Moral pre-history is a tale of how life came to be, out of nothing. How single-celled organisms first flourished, and how against the odds life forms multiplied, diversified and spread across the planet. It is a survival story that traces the strength of the human spirit back to a single, common ancestor and a series of chance events. Later on the story includes segments about intelligence, creativity and ingenuity, how we progress and self-modify through compounding knowledge, but the main theme is that we were once the asexual underdogs that survived hell and high water, and that we must continue to improve on that theme.
While the list of facts about our pre-history may continue to grow ever clearer and ever-more detailed, short of them including a god or alien intervention, the moral history will likely remain the same. There are of course people who wouldn’t derive the same meaning as this, and it’s conceivable that groups of people could be, for a brief moment in history, taught and raised to believe a different moral history (e.g through a dictatorship), but this transgression is unlikely to permanently affect the trajectory of moral history, and probably will in fact only serve to strengthen the dominant values. We recognise the existence of extreme cases involving extreme individuals, and that they are not representative of what we humans want for ourselves in the long run.
Either the facts are predictive or the moral tale is instructive, but without one or the other the study of history is a self-contained intellectual pursuit which contradicts its own history.
As with other problems that spring from an imbalance between our evolutionary biology and our current state of technological advancement, it could be that we have yet to learn how to properly apply the analytical tools we have recently had bestowed upon us. As if symbols were just relics of the past to be replaced by a simple, fact-based, true-or-false dichotomy that takes everything on face value. But if science has taught us anything it is that we still have our tribal, implicitly-operating, metaphor-driven brains, we just happen to think we have outgrown them. The moral history of history itself is that we must learn from the past in order to avoid repeating mistakes, but also to be guided towards our greater potential. This is the most universally understood idea about history.
Suspension of disbelief doesn’t necessarily mean that the story becomes easier to follow, it simply

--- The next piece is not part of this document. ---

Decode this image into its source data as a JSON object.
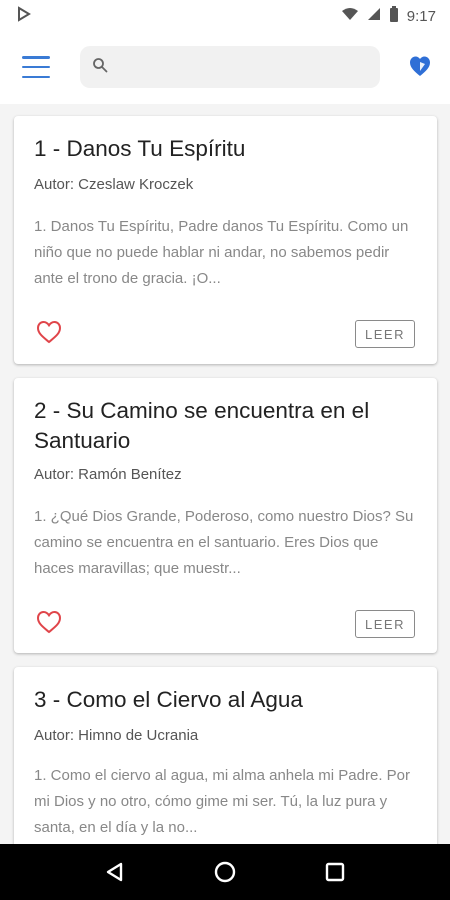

means that you are using the right tool for the job.
If we try to imagine what the moral history of one of the terrorists involved in the world trade centre attacks might look like compared to say, one of the surviving victims, we might immediately assume that they clash, however it seems more likely that they must converge. For example, the terrorist believes that freedom is good, that one must stand up for their beliefs and be willing to go to war if necessary. He also thinks war is bad, doesn’t actually want to die (like most soldiers and average people) and would prefer if given the choice, not to have to kill others.
In a way, the moral history is like an idealised version of events that works to self-replicate through us. In the same way that we tend to paint a picture of what somebody is like and then act in accordance with it, the primary objective of such an image or story is to structure our behaviour through sub-conscious heuristics.
The symbols used by advertising agencies work in the same way as in a moral tale, except on a much smaller timescale, and for a very different end.